These are not the only Merlion statues in Singapore. One has been looming over Sentosa from 1996. Standing at 37 metres tall, abseilers are specially hired to give the Sentosa Merlion a good scrub annually.
There are four other Merlion statues authorised by the Singapore Tourism Board. One is at Mount Faber’s Faber Point.
Mount Faber's Merlion. (Photo: Yeo Kai Ting)
Another two are hidden in Ang Mo Kio-Bishan, near Block 220, while there is also one at Tourism Court. The Merlion has also made its way overseas to Indonesia, China and as far as the United States.
"Singapore Tourism Board is indeed the custodian of the use of the Merlion emblem. You just apply for it online through our corporate website,” said Ms Tan. “The use of the Merlion is free of charge."
Rolls-Royce stitching the Merlion motif on a car's headrest. (Photo: Rolls-Royce)
In recent years, other iconic structures such as the Marina Bay Sands and Gardens by the Bay have been used as symbols of Singapore.
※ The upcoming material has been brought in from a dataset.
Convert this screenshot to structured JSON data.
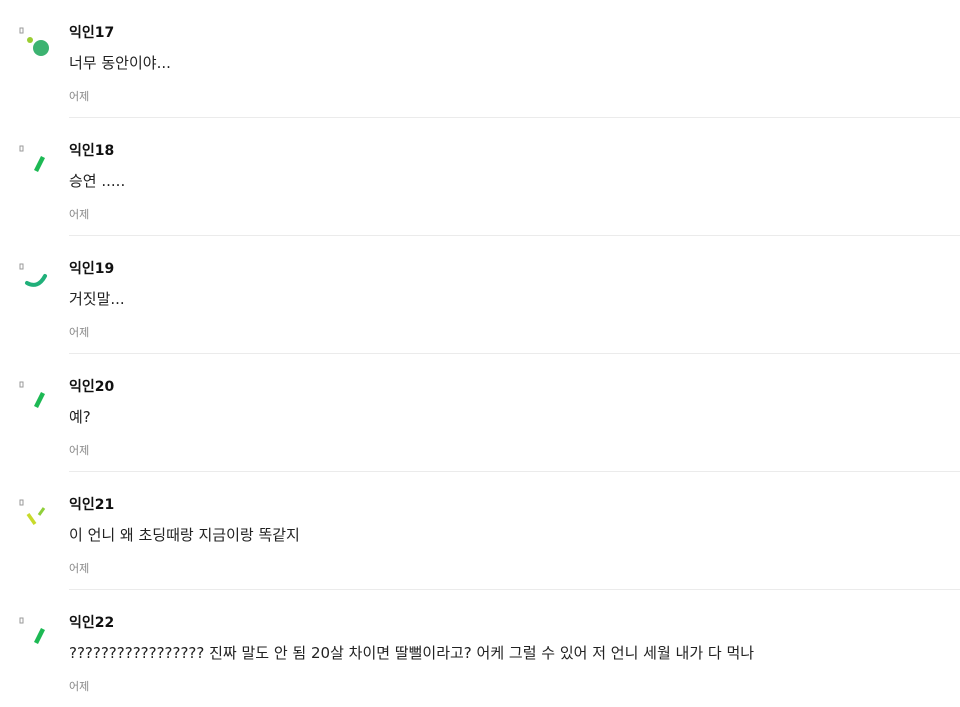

However Ms Tan said the Merlion is an "enduring icon".
“We know that today, one in five visitors will go to the Merlion Park when they are in Singapore. And I think what's heartening also is that a lot of local designers in recent years have been very inspired by the Merlion," she said.
"So what has come out of it is that we've seen chic and unique products such as ice cube trays, such as porcelain plates, such as cushion covers and so on. This has helped to sustain the interest in the Merlion, not just amongst tourists but also amongst the locals."
"In a sense, I think that Marina Bay Sands which is so iconic in the skyline is actually the logical transformation of the values that the Merlion represents,” added Prof Calvert. “Because there you have something exactly analogous, not rivalrous, because it's signifying the historical roots in the sea and yet it takes a lot of courage really to build an architectural structure like that, so I think it's very complementary with the principles of the Merlion. It actually signifies, and perhaps it's time to give the Merlion a renewed vigour."